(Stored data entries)
────────────────
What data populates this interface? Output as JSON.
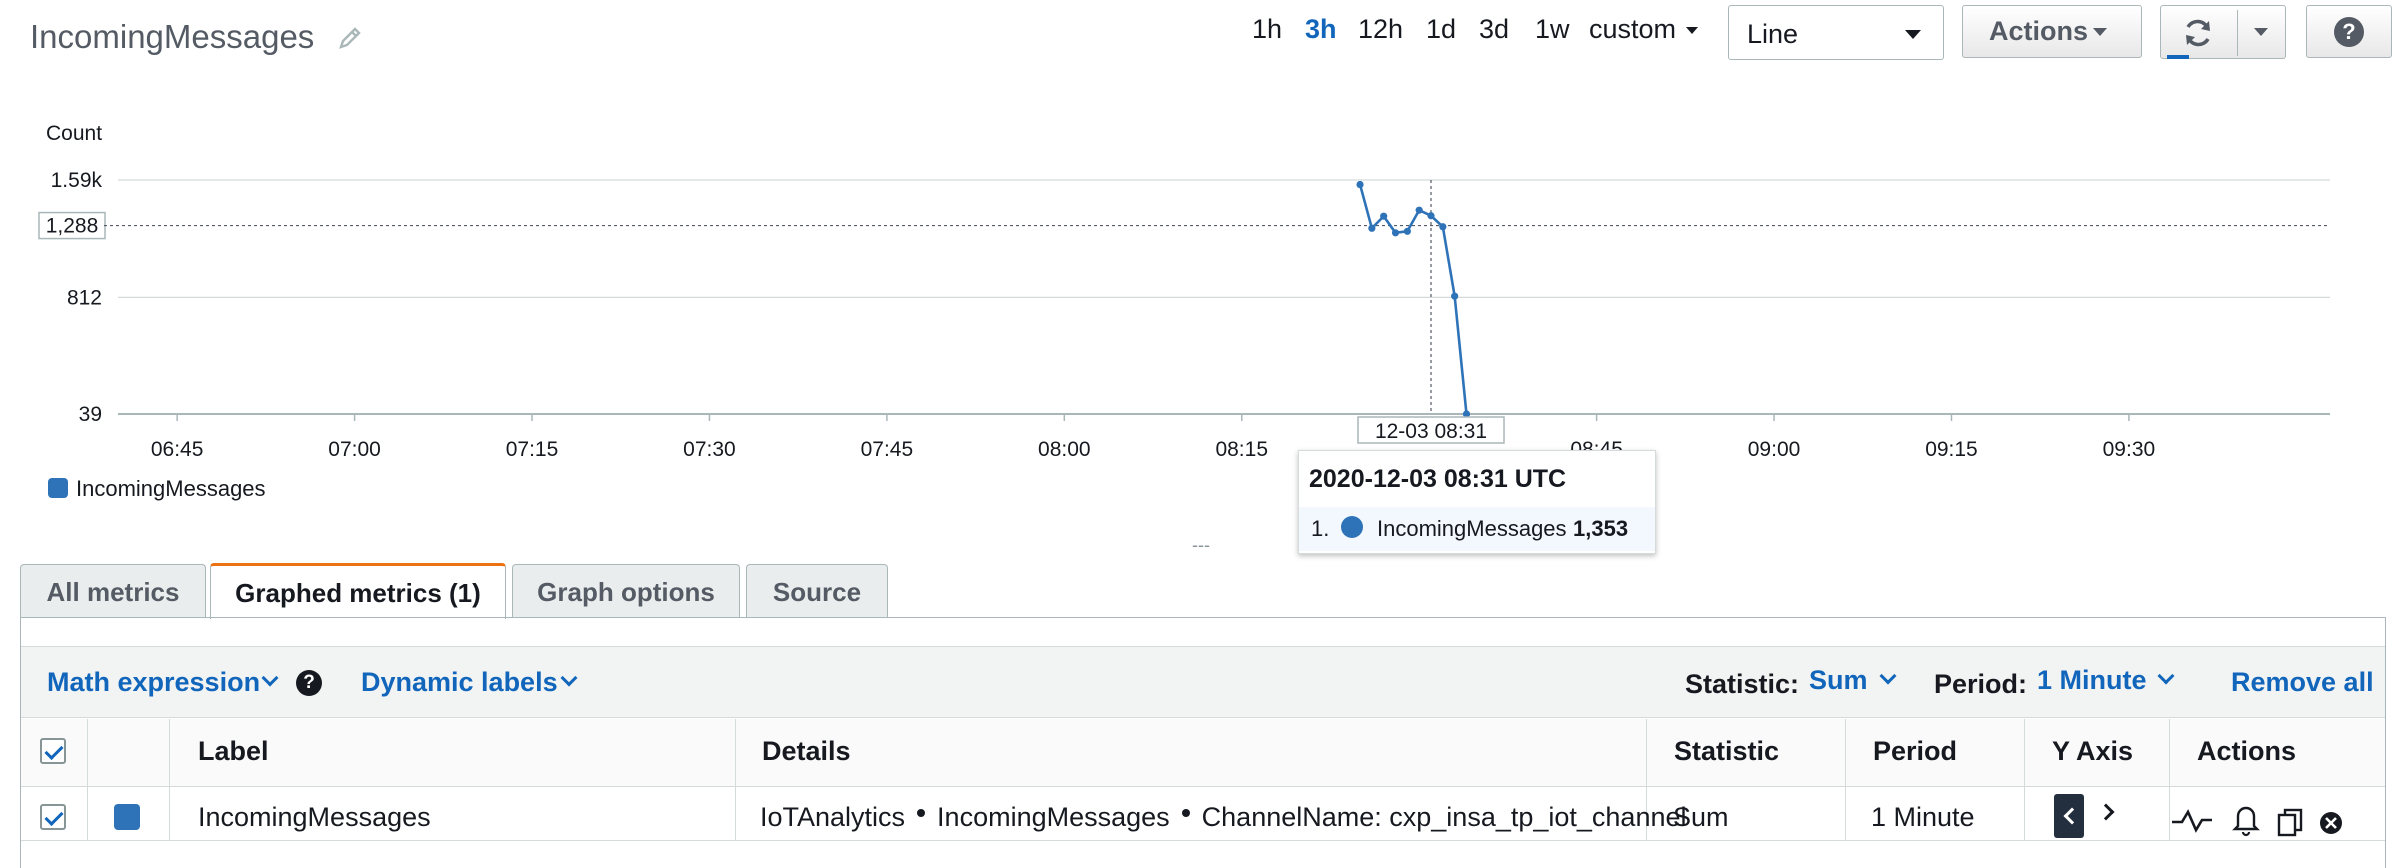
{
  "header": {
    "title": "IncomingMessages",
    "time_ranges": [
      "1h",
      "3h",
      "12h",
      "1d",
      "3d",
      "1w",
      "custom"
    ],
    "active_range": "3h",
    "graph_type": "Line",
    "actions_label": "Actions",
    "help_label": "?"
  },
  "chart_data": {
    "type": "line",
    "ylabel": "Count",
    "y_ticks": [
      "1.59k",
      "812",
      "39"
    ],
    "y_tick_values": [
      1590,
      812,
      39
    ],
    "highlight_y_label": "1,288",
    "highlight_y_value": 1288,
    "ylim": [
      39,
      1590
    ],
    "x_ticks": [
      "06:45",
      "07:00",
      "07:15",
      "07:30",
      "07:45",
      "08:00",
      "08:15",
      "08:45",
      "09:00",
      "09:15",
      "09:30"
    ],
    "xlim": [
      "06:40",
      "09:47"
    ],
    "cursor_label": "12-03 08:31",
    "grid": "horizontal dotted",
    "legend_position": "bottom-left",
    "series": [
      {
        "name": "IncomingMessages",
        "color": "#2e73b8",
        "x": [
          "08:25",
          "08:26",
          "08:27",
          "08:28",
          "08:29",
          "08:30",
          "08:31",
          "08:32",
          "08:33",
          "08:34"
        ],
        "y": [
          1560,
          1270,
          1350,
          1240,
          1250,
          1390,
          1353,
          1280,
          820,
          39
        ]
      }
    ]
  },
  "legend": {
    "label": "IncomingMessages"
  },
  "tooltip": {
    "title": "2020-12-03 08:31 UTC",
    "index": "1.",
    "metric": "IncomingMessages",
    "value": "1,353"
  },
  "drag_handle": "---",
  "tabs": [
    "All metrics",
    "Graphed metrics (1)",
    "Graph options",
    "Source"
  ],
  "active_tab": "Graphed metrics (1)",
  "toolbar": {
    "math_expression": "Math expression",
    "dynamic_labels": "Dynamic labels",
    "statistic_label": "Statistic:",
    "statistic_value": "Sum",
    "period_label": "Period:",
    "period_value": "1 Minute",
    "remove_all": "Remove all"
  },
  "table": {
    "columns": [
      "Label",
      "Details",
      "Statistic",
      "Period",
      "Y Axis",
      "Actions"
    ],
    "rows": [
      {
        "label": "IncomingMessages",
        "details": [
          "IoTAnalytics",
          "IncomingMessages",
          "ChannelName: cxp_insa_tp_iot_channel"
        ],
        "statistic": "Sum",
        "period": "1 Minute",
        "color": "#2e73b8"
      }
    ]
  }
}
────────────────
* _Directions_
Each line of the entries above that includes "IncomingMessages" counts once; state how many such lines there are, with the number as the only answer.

* _Result of this task_
6